We have open positions for Ph.D. candidates and a Post-doctoral fellow interested in molecular simulations and structural bioinformatics available. The deadline for the application is April 10, 2018.
Dvorak P, Bednar D, Vanacek P, Balek L, Eiselleova L, Stepankova V, Sebestova E, Kunova Bosakova M, Konecna Z, Mazurenko S, Kunka A, Vanova T, Zoufalova K, Chaloupkova R, Brezovsky J, Krejci P, Prokop Z, Dvorak P, Damborsky J, 2018: Computer-Assisted Engineering of Hyperstable Fibroblast Growth Factor 2. Biotechnology and Bioengineering (just accepted): doi: 10.1002/bit.26531. full text
Fibroblast growth factors (FGFs) serve numerous regulatory functions in complex organisms, and their corresponding therapeutic potential is of growing interest to academics and industrial researchers alike. However, applications of these proteins are limited due to their low stability. Here we tackle this problem using a generalizable computer-assisted protein engineering strategy to create a unique modified FGF2 with nine mutations displaying unprecedented stability and uncompromised biological function. The data from the characterization of stabilized FGF2 showed a remarkable prediction potential of in silico methods and provided insight into the unfolding mechanism of the protein. The molecule holds a considerable promise for stem cell research and medical or pharmaceutical applications.
We have been awarded an OPUS grant from NCN to deliver new approaches for analysis of ligand transport pathways in proteins. The grant will provide funding for notable expansion of our team in the coming three years.
Brezovsky J, Kozlikova B, Damborsky J, 2018: Computational Analysis of Protein Tunnels and Channels. In: Bornscheuer U., Höhne M. (eds) Protein Engineering. Methods in Molecular Biology, vol 1685. Humana Press, New York, NY, pp. 25-42. full text

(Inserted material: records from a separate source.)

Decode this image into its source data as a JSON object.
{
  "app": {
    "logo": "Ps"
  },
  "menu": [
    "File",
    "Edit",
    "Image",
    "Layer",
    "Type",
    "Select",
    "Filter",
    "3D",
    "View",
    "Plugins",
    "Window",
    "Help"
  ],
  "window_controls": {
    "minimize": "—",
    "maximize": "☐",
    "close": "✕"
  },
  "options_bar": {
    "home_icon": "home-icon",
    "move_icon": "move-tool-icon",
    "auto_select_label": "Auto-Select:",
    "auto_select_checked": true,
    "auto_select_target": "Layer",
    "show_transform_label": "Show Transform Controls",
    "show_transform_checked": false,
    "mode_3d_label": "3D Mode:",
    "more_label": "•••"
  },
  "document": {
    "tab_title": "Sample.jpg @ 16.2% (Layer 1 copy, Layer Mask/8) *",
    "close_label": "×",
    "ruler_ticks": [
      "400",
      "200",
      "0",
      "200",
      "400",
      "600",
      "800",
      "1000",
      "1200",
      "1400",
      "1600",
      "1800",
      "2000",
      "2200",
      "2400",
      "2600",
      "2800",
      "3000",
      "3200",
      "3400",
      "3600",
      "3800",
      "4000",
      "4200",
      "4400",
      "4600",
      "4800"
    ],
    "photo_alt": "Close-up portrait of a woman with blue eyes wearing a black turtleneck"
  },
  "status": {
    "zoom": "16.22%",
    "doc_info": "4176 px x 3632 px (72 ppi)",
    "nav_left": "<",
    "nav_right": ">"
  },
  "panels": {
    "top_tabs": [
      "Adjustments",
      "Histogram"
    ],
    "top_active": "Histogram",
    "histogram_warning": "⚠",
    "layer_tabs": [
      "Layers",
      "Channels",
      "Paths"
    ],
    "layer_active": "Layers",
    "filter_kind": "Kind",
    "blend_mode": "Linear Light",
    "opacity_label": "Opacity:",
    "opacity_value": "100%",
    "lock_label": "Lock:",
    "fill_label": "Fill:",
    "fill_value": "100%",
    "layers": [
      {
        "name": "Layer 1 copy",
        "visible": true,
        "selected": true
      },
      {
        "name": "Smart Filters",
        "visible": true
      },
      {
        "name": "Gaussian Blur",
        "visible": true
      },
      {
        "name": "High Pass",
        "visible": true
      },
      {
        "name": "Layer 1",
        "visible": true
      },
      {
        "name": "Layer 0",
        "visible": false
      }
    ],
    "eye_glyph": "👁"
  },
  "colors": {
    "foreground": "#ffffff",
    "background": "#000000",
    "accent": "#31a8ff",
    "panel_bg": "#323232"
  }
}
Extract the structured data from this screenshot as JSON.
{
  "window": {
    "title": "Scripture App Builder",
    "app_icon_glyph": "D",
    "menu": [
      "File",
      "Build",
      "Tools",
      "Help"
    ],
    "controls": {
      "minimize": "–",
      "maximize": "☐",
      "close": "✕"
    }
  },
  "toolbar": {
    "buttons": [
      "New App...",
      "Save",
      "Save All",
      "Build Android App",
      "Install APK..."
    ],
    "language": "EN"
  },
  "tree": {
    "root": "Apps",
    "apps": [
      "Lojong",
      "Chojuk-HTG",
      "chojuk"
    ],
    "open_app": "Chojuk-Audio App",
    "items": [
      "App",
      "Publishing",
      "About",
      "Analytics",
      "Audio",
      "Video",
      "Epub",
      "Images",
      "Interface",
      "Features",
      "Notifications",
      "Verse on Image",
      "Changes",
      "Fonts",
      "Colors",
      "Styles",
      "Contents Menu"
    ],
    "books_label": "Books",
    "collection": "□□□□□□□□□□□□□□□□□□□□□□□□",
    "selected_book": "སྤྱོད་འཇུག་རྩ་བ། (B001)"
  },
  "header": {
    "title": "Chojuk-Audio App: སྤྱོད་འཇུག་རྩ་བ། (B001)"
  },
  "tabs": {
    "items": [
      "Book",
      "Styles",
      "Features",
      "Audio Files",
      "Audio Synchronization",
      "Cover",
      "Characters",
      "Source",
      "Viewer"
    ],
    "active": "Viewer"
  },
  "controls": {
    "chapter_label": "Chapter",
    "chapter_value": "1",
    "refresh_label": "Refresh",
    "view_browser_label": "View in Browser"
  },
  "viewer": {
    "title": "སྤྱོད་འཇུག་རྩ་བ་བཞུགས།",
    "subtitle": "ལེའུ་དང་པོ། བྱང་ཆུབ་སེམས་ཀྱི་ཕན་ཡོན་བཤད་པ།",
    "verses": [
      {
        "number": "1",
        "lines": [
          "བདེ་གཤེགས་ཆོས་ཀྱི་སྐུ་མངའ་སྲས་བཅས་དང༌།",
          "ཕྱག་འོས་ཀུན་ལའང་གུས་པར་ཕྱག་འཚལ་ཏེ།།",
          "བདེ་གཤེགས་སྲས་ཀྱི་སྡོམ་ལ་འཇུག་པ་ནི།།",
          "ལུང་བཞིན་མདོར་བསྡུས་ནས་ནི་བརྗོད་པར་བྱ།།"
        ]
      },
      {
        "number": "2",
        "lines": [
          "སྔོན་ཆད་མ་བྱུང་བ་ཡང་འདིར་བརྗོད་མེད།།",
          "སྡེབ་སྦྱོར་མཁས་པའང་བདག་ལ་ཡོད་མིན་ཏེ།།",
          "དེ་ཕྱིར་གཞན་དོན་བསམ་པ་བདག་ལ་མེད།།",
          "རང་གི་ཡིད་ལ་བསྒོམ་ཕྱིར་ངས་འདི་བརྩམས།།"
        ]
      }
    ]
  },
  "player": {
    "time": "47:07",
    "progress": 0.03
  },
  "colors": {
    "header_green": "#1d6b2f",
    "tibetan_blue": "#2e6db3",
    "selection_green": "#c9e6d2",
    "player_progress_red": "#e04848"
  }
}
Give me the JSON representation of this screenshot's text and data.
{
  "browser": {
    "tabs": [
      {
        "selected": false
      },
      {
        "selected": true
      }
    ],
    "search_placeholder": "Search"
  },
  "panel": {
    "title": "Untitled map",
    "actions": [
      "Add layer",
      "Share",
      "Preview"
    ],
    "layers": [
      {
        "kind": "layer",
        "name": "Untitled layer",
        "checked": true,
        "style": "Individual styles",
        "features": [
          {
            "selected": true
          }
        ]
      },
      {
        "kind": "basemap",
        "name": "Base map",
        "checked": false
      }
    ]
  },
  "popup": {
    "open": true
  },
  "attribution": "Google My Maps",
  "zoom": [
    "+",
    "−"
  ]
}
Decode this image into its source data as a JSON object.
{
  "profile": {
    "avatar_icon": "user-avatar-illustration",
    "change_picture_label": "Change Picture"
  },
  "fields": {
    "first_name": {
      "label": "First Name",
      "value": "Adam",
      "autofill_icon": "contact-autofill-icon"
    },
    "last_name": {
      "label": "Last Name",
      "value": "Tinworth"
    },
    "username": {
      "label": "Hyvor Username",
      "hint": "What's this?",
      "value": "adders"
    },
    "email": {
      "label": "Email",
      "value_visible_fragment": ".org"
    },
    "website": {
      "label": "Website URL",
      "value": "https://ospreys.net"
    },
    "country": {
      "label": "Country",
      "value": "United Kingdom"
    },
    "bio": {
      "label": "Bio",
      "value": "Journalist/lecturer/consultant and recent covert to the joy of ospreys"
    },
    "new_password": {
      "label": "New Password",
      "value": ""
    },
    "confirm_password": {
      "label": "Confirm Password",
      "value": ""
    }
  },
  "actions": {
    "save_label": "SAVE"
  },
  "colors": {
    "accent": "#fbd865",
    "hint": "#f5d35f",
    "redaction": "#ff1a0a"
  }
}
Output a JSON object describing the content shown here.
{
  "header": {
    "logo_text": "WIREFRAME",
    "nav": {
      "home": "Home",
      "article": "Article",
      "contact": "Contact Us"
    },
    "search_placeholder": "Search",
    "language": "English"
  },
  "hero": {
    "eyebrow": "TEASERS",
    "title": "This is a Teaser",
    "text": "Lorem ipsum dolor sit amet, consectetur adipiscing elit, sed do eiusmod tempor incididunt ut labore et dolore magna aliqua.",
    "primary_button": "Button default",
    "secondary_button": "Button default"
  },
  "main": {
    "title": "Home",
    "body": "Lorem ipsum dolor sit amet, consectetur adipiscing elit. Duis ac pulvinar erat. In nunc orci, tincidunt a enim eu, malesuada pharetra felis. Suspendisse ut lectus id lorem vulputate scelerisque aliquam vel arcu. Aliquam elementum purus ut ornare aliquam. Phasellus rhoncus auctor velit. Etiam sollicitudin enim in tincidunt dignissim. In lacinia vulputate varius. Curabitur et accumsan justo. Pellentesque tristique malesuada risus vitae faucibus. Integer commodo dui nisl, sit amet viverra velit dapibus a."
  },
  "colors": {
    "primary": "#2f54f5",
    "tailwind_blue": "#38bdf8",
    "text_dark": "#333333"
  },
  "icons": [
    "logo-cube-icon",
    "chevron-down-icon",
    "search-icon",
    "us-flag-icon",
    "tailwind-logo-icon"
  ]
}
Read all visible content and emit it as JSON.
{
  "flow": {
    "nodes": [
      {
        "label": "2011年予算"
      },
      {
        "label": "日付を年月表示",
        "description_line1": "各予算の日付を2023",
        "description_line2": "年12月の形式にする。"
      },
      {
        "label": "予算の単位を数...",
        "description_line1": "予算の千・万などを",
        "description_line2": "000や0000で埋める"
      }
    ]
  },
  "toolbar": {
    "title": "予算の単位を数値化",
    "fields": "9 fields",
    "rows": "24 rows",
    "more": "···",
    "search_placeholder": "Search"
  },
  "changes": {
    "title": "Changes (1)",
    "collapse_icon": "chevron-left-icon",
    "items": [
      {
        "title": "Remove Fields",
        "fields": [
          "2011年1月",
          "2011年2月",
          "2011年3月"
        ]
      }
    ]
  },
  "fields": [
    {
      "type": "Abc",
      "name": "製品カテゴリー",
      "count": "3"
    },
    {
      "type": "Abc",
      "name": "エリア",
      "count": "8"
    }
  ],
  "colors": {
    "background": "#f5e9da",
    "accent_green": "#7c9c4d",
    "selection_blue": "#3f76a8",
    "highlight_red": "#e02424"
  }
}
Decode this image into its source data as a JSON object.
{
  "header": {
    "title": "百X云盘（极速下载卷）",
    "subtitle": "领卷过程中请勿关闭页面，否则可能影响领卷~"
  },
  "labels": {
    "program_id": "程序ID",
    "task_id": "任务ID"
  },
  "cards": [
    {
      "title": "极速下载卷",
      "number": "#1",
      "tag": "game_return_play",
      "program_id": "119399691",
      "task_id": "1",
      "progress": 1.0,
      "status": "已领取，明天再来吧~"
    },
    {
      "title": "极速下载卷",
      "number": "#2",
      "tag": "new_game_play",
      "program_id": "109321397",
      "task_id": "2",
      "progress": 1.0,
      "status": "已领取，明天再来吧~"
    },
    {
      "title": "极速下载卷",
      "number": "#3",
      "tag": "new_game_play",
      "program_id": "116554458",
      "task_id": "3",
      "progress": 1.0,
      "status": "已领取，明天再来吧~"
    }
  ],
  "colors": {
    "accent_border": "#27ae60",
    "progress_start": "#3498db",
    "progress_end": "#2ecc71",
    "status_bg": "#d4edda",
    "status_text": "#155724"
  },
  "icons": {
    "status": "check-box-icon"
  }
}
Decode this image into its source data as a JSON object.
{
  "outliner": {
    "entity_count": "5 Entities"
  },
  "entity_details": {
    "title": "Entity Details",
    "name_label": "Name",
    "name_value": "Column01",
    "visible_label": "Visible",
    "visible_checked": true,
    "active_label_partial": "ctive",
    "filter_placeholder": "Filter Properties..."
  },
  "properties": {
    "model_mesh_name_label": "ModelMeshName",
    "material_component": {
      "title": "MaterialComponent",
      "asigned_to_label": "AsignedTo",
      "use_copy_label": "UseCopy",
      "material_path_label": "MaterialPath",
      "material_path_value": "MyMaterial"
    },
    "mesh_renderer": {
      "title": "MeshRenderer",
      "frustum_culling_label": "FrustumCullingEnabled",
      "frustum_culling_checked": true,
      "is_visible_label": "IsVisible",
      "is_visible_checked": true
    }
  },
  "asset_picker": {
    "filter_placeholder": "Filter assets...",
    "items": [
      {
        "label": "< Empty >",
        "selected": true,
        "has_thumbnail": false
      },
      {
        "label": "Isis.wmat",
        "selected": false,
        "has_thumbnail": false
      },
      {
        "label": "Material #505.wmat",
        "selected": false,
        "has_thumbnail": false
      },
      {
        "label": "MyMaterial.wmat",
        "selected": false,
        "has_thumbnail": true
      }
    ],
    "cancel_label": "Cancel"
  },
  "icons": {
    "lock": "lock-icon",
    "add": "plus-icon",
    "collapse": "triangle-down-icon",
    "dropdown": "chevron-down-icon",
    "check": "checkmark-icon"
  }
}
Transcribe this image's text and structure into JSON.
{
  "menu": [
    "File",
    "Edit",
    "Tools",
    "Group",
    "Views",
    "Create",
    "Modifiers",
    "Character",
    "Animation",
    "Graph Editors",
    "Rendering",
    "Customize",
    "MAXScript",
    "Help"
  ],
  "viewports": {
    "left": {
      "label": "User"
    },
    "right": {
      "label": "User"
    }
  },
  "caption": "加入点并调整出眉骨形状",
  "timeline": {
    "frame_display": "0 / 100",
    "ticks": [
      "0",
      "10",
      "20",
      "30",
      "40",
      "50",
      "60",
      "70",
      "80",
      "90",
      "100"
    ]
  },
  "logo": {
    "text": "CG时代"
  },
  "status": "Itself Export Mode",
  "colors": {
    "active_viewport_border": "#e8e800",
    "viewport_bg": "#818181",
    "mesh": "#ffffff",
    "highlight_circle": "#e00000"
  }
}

Protein tunnels connecting the functional buried cavities with bulk solvent and protein channels, enabling the transport through biological membranes, represent the structural features that govern the exchange rates of ligands, ions, and water solvent. Tunnels and channels are present in a vast number of known proteins and provide control over their function. Modification of these structural features by protein engineering frequently provides proteins with improved properties. Here we present a detailed computational protocol employing the CAVER software that is applicable for: (1) the analysis of tunnels and channels in protein structures, and (2) the selection of hot-spot residues in tunnels or channels that can be mutagenized for improved activity, specificity, enantioselectivity, or stability.